From booze to cigarettes to cab rides, a night out is about to hit your wallet
Julie Cazzin
Bay street in Toronto (Shutterstock)

What can you say about the 2017 budget? While it was short on specifics for big-ticket items like helping homeowners afford to get into the housing market, it did have details on some changes that will affect your pocket book each and every week. Make no mistake, partying with your friends any night of the week has just gotten more expensive for you. Here’s five ways this budget will make your Friday night more expensive.

1. Get ready to pay more for your after-work booze dates as well as the beer you drink while watching those Game of Throne episodes with friends back at your condo. Excise duty rates on alcohol products are going up by 2 per cent effective well, right now. That means if you spend $3,000 a year on wine and booze, that will increase by $60 to $3,060.

2. With excise taxes increasing, your cigarettes will cost a bit more too. Look for a 2.5 per cent increase, or about 53 cents on every 200 cigarettes. Tobacco sticks, if you’re into them, are also going up.

3. And just as you’re getting ready to go home, and pulling out your cell phone to call for a lift, realize that Uber rides are also going up as ride-sharing services now have to charge GST/HST on your ride—13 per cent in Ontario.

4. Thinking of taking the bus home instead? That won’t be as cost-effective as it used to be either. The credit for transit bus passes will also be eliminated effective July 1st. (You can still buy the passes—you just won’t get a tax credit for it.)
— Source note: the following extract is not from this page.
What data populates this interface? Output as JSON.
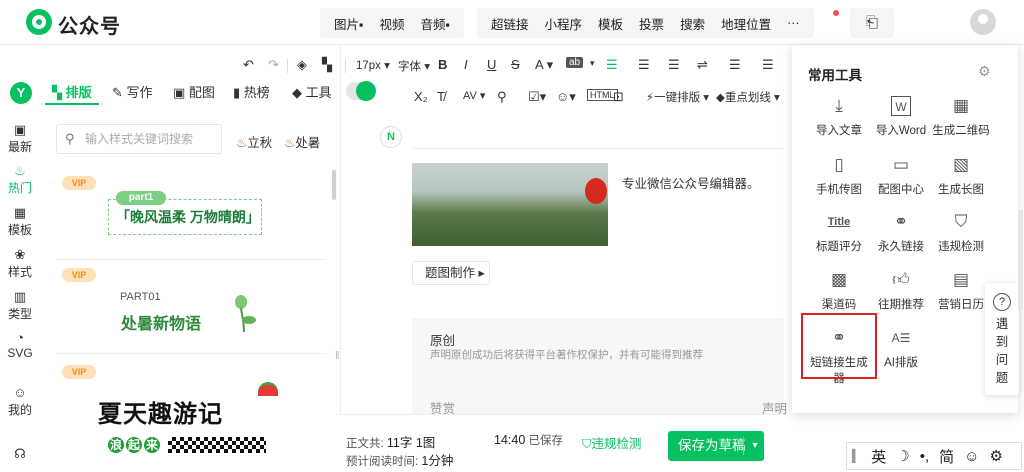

5. And while you may have contributed to Canada Savings Bonds over the years, either at your bank or through your employer, and celebrated when you cashed them in—spending the interest on more partying with your friends—that’s over as of this fall. It’s no longer cost-effective for the federal government to sell them. The upside? Savvy investors know they have plenty of viable alternatives to CSBs, so not a huge loss, except perhaps for the nostalgic few who remember it as being their first investment when their dad walked them to the bank at age eight to buy one.

The good news? If there is any, it’s just that a lot of the taxes we thought were going to change didn’t. So no capital gains rate inclusion rate increase, no dividend tax credit change, no material increases in marginal tax rates, and no tax on cap gains on your principal residence. So hurray for the status quo—at least on these bigger items.